ALL Covid-19 restrictions could finally be lifted by June 21 as part of a four-stage plan announced by Boris Johnson.

The Prime Minister told MPs the approach was “cautious but also irreversible”, with the impact of the vaccination programme replacing the need for lockdown measures.

The plan details when shops, pubs, restaurants and services such as hair and beauty will return on top of the much-anticipated date for the return of schools.

Here are the key dates.


  • All pupils expected to return to school with the use of face masks and testing in secondary education settings.
  • Socialising in parks and public spaces with one other person will also be permitted.
  • All care home residents will be able to receive regular visits from one nominated person, who will be tested and wear PPE.
  • These visitors will be allowed to hold hands with their friend or relative but will be asked not to hug or kiss them.
  • Funerals can be attended by 30 people and weddings by six people.
  • The general advice remains to stay at home.

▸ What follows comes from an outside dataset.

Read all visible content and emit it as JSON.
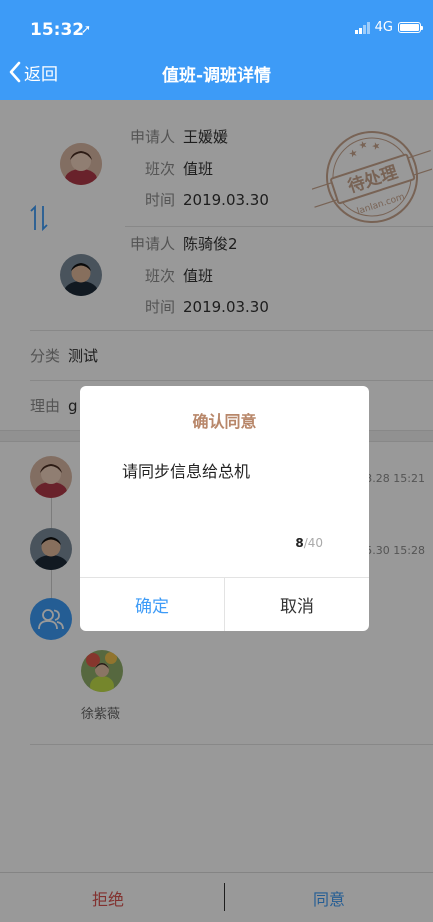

  • Larger groups of up to six people or two households allowed to gather in parks and gardens without mixing indoors.
  • Outdoor sport and leisure facilities, including organised outdoor sport for children and adults, can restart, as can outdoor parent and child groups for up to 15 parents.

The rest of the dates will depend on tests in four key areas – the success of the vaccine rollout, evidence of the vaccine working, an assessment of new variants and keeping infection rates below a level that could build pressure on the NHS.


If all goes to plan, non-essential shops, hairdressers, nail salons, libraries, outdoor attractions such as zoos, theme parks and drive-in cinermas and outdoor hospitality venues such as beer gardens could reopen from April 12 at the earliest.

MAY 17

Continued success would mean two households or groups of up to six people will be allowed to mix indoors and crowds of up to 10,000 in the largest venues will be allowed at performances and sporting events from May 17 at the earliest.

That could also be the date friends and family are finally allowed to hug each other again, with the road map promising advice on social distancing will be updated “as soon as possible” and no later than step three.


All remaining restrictions on social contact could be lifted from June 21, with larger-scale events set for the go ahead alongside the reopening of nightclubs.


The prime minister acknowledged “the threat remains substantial” with the numbers in hospital only now beginning to fall below the peak of the first wave in April.

Modelling by the Sage scientific advisory panel showed “we cannot escape the fact that lifting lockdown will result in more cases, more hospitalisations and sadly more deaths”.

“And this would happen whenever lockdown is lifted – whether now or in six or nine months – because there will always be some vulnerable people who are not protected by the vaccines,” he continued.

“There is therefore no credible route to a zero Covid Britain, or indeed, a zero Covid world and we cannot persist indefinitely with restrictions that debilitate our economy, our physical and mental wellbeing and the life chances of our children.”


Alongside the four-step plan, there will be a series of reviews – including on whether people should be able to show if they have had a Covid-19 vaccine or a negative test.

The work will look at whether “Covid status certification” could help reopen the economy by allowing people who have received a jab or a negative test result to do things which would not be allowed for those who could not prove their status.

Officials recognise that there are moral and ethical questions as well as practical ones for any such move, which has been highly controversial in Westminster.

A research programme will use pilot schemes involving testing and other measures to run events with larger crowd sizes.

International travel rules will also be reviewed, with May 17 targeted as the earliest possible date for a foreign holiday.

A further piece of work to conclude by June 21 will examine social distancing requirements, the use of face masks and requirements to work from home.

The measures are expected to be put to a Commons vote before the House rises for Easter in late March.